TO DO:
Within the listing below, filter for "heading" and copy every matching line.

INPUT DATA:
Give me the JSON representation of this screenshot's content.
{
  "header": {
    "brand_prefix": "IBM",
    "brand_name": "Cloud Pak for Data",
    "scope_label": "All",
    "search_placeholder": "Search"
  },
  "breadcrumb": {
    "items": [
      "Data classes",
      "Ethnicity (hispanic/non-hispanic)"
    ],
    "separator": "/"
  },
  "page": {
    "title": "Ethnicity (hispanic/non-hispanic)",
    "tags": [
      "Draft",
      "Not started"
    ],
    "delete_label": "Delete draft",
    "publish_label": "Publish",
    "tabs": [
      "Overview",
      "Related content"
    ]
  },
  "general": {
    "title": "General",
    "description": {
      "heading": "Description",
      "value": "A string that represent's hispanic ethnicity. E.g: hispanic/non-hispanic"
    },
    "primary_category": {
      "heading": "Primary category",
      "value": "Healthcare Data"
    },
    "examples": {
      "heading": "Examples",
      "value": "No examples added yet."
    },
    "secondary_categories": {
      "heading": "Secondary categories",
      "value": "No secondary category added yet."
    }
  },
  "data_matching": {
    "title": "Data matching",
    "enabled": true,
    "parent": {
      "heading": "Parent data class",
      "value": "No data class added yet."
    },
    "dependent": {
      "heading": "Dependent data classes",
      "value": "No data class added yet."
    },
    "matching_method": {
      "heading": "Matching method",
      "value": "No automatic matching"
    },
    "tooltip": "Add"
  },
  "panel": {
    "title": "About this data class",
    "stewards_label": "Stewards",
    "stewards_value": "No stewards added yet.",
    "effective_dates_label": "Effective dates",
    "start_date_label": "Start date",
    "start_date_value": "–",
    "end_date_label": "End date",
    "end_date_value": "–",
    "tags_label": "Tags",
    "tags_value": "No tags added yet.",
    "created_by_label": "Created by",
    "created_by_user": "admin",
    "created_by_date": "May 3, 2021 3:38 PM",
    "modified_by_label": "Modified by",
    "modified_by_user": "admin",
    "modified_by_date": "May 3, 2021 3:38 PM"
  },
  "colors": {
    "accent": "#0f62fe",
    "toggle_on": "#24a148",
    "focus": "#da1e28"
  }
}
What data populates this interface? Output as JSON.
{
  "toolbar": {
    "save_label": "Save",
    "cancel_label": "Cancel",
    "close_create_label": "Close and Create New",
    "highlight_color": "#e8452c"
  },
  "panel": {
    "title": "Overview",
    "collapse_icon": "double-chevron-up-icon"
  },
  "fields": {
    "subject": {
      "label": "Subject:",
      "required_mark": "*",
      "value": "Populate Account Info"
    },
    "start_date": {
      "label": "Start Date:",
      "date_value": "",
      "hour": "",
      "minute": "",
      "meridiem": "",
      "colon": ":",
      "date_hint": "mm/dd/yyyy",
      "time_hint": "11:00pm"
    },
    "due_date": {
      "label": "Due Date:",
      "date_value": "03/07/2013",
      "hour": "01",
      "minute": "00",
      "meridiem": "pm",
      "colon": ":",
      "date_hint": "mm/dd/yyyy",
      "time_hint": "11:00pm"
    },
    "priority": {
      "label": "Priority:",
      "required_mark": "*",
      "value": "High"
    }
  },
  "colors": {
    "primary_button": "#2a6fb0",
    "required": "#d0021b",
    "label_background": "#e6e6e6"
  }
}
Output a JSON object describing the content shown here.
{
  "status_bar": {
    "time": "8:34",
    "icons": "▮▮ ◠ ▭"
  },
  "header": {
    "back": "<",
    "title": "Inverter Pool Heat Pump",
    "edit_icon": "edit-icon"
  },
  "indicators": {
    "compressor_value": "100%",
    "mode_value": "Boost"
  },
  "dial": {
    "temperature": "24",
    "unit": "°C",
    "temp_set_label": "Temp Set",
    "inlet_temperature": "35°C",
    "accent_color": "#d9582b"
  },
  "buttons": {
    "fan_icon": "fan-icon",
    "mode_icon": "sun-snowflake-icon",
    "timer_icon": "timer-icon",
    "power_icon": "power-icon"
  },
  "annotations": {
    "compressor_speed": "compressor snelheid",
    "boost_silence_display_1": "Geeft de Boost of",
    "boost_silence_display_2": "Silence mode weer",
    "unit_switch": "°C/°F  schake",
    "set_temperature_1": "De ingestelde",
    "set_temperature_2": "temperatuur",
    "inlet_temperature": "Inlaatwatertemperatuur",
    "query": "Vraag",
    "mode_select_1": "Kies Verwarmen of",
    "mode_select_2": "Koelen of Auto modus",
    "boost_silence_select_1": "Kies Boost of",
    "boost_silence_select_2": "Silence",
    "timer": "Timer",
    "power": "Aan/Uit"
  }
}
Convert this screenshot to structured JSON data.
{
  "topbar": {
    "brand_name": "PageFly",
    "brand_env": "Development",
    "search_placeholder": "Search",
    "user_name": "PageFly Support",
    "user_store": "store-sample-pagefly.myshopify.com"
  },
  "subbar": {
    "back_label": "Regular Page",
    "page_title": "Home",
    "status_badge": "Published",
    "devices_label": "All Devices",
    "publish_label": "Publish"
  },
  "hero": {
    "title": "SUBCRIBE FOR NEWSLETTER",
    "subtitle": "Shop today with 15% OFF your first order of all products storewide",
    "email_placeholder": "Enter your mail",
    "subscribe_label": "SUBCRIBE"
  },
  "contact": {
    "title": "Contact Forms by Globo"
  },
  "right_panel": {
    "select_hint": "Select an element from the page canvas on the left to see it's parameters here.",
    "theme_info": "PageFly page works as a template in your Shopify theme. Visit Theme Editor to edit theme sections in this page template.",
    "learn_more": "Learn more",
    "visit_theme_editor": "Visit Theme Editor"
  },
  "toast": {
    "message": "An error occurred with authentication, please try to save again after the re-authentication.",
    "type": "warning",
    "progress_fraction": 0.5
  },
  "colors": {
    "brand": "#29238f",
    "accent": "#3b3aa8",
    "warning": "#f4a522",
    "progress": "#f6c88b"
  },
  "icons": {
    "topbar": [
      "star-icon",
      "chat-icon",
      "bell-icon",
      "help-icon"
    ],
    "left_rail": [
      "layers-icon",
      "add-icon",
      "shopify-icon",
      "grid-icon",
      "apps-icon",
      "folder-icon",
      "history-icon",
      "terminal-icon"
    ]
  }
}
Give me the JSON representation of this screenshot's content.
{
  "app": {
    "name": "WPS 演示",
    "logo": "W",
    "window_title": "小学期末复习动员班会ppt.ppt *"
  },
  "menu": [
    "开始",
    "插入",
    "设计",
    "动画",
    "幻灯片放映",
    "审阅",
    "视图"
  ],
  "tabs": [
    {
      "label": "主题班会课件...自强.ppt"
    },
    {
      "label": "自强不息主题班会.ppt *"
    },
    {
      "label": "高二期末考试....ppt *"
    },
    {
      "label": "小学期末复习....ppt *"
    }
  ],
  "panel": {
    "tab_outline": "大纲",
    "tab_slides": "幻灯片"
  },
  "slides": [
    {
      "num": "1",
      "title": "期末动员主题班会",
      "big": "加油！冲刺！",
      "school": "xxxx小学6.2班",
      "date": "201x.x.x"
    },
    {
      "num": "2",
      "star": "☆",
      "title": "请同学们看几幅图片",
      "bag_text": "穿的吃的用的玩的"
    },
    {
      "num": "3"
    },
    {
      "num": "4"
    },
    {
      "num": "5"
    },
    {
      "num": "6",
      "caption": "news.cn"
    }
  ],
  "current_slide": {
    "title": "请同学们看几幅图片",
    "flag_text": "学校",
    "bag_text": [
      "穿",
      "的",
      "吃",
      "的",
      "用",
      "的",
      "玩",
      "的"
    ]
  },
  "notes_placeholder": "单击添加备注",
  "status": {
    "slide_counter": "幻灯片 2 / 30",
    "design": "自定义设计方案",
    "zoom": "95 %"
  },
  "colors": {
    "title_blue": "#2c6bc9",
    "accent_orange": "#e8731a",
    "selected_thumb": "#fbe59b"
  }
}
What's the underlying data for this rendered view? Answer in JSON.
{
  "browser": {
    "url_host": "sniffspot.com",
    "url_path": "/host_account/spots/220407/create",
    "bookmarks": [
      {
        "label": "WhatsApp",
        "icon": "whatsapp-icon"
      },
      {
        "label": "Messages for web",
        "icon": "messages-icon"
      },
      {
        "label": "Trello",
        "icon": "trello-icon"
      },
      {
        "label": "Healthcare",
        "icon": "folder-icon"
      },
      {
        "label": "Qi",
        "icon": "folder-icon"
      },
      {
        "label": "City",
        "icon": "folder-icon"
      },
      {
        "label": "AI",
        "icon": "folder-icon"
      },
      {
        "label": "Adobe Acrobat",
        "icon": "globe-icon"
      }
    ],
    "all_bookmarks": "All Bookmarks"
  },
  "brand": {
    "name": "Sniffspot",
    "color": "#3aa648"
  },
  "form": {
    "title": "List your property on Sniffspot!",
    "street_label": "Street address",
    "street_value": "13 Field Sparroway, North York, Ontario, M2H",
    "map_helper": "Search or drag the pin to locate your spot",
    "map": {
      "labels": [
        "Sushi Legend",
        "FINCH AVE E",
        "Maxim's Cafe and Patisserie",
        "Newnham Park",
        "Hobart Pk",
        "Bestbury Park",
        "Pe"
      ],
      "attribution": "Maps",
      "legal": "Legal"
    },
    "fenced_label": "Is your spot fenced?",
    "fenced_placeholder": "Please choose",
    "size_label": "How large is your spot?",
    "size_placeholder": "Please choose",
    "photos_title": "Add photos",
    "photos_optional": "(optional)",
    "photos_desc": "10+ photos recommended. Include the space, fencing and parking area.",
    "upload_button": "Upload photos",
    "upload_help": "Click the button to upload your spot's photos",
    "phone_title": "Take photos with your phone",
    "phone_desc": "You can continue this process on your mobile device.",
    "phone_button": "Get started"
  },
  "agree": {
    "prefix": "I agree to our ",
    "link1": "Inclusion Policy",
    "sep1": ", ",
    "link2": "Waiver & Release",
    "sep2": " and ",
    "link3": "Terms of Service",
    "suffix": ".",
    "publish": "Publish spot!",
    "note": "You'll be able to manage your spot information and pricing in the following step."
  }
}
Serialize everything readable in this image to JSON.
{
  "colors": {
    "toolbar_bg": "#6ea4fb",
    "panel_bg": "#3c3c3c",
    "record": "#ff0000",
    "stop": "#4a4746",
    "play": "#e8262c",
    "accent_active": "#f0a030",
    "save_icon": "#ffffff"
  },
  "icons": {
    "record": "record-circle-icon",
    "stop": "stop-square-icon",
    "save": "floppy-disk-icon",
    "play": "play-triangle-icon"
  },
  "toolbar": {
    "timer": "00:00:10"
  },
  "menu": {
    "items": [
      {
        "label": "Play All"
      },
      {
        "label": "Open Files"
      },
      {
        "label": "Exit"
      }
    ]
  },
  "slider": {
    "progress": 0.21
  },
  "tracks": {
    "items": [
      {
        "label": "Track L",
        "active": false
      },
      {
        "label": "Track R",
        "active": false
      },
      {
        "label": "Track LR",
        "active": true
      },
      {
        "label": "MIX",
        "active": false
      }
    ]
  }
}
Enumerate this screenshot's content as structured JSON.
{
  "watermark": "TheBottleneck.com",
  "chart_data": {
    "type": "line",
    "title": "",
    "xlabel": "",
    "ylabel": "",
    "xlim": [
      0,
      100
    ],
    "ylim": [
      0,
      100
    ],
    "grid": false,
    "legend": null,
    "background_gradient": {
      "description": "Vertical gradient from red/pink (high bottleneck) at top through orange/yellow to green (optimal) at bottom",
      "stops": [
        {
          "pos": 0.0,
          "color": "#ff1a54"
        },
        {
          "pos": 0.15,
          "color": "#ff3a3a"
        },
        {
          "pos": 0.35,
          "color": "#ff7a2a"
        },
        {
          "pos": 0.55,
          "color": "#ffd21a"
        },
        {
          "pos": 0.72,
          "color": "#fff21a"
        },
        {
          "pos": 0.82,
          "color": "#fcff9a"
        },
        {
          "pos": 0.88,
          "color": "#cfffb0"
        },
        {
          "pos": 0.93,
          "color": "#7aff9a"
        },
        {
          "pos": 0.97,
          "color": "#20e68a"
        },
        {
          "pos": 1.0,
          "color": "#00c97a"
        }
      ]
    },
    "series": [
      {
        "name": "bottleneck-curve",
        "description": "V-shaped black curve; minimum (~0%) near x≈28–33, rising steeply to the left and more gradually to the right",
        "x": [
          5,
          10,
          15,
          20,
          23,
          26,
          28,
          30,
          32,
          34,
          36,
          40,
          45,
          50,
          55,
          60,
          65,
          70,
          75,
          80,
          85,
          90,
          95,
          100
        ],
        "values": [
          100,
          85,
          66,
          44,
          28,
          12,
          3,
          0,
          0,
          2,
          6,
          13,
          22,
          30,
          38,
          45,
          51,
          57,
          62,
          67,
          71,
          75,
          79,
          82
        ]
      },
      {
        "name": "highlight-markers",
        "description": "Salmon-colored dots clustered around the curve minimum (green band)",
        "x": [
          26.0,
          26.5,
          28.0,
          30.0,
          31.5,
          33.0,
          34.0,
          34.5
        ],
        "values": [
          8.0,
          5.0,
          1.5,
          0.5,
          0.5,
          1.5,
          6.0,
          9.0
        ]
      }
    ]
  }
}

ANSWER TO THIS EXERCISE:
      "heading": "Description",
      "heading": "Primary category",
      "heading": "Examples",
      "heading": "Secondary categories",
      "heading": "Parent data class",
      "heading": "Dependent data classes",
      "heading": "Matching method",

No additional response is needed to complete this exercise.